## [What you are asked to do]
Would you repeat all the lines below, exactly as they stand?

|---|

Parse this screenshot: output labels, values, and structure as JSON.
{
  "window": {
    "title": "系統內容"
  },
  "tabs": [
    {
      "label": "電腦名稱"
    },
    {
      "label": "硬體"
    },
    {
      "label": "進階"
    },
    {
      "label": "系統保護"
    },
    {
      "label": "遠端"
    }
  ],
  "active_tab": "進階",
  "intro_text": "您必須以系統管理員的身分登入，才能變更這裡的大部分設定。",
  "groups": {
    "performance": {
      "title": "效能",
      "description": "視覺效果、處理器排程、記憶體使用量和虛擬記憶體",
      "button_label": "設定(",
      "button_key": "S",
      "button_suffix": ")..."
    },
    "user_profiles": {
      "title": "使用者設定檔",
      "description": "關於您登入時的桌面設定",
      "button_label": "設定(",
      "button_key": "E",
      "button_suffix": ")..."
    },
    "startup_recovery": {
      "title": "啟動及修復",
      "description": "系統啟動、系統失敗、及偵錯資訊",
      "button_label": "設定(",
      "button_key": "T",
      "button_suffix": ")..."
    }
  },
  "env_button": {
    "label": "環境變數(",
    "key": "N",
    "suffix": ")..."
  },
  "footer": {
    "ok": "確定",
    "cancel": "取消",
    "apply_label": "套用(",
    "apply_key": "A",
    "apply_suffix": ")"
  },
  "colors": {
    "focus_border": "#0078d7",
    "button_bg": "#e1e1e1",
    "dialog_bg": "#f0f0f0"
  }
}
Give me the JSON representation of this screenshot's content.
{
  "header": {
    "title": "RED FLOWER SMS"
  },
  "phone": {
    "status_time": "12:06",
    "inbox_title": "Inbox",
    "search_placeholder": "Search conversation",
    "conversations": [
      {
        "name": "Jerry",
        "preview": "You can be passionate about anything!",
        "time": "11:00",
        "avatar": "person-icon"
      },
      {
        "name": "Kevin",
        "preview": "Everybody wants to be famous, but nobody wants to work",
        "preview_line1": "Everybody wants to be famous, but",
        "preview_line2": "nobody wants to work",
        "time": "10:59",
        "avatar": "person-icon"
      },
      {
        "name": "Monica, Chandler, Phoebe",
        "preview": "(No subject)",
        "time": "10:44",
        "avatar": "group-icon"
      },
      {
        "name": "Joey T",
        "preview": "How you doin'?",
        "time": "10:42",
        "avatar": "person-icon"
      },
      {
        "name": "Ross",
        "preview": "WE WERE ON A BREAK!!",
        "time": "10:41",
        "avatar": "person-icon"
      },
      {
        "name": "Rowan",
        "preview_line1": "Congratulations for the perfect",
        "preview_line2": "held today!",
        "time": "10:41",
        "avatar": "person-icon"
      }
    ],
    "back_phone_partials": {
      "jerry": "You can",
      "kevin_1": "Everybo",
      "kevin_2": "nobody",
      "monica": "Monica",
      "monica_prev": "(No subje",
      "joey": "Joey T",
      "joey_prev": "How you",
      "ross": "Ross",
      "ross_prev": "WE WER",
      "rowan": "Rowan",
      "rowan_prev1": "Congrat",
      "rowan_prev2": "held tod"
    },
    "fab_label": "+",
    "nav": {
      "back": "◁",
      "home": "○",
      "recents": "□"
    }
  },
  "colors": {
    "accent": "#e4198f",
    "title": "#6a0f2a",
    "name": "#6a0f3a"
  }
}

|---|

## [Result of this task]
Parse this screenshot: output labels, values, and structure as JSON.
{
  "window": {
    "title": "系統內容"
  },
  "tabs": [
    {
      "label": "電腦名稱"
    },
    {
      "label": "硬體"
    },
    {
      "label": "進階"
    },
    {
      "label": "系統保護"
    },
    {
      "label": "遠端"
    }
  ],
  "active_tab": "進階",
  "intro_text": "您必須以系統管理員的身分登入，才能變更這裡的大部分設定。",
  "groups": {
    "performance": {
      "title": "效能",
      "description": "視覺效果、處理器排程、記憶體使用量和虛擬記憶體",
      "button_label": "設定(",
      "button_key": "S",
      "button_suffix": ")..."
    },
    "user_profiles": {
      "title": "使用者設定檔",
      "description": "關於您登入時的桌面設定",
      "button_label": "設定(",
      "button_key": "E",
      "button_suffix": ")..."
    },
    "startup_recovery": {
      "title": "啟動及修復",
      "description": "系統啟動、系統失敗、及偵錯資訊",
      "button_label": "設定(",
      "button_key": "T",
      "button_suffix": ")..."
    }
  },
  "env_button": {
    "label": "環境變數(",
    "key": "N",
    "suffix": ")..."
  },
  "footer": {
    "ok": "確定",
    "cancel": "取消",
    "apply_label": "套用(",
    "apply_key": "A",
    "apply_suffix": ")"
  },
  "colors": {
    "focus_border": "#0078d7",
    "button_bg": "#e1e1e1",
    "dialog_bg": "#f0f0f0"
  }
}
Give me the JSON representation of this screenshot's content.
{
  "header": {
    "title": "RED FLOWER SMS"
  },
  "phone": {
    "status_time": "12:06",
    "inbox_title": "Inbox",
    "search_placeholder": "Search conversation",
    "conversations": [
      {
        "name": "Jerry",
        "preview": "You can be passionate about anything!",
        "time": "11:00",
        "avatar": "person-icon"
      },
      {
        "name": "Kevin",
        "preview": "Everybody wants to be famous, but nobody wants to work",
        "preview_line1": "Everybody wants to be famous, but",
        "preview_line2": "nobody wants to work",
        "time": "10:59",
        "avatar": "person-icon"
      },
      {
        "name": "Monica, Chandler, Phoebe",
        "preview": "(No subject)",
        "time": "10:44",
        "avatar": "group-icon"
      },
      {
        "name": "Joey T",
        "preview": "How you doin'?",
        "time": "10:42",
        "avatar": "person-icon"
      },
      {
        "name": "Ross",
        "preview": "WE WERE ON A BREAK!!",
        "time": "10:41",
        "avatar": "person-icon"
      },
      {
        "name": "Rowan",
        "preview_line1": "Congratulations for the perfect",
        "preview_line2": "held today!",
        "time": "10:41",
        "avatar": "person-icon"
      }
    ],
    "back_phone_partials": {
      "jerry": "You can",
      "kevin_1": "Everybo",
      "kevin_2": "nobody",
      "monica": "Monica",
      "monica_prev": "(No subje",
      "joey": "Joey T",
      "joey_prev": "How you",
      "ross": "Ross",
      "ross_prev": "WE WER",
      "rowan": "Rowan",
      "rowan_prev1": "Congrat",
      "rowan_prev2": "held tod"
    },
    "fab_label": "+",
    "nav": {
      "back": "◁",
      "home": "○",
      "recents": "□"
    }
  },
  "colors": {
    "accent": "#e4198f",
    "title": "#6a0f2a",
    "name": "#6a0f3a"
  }
}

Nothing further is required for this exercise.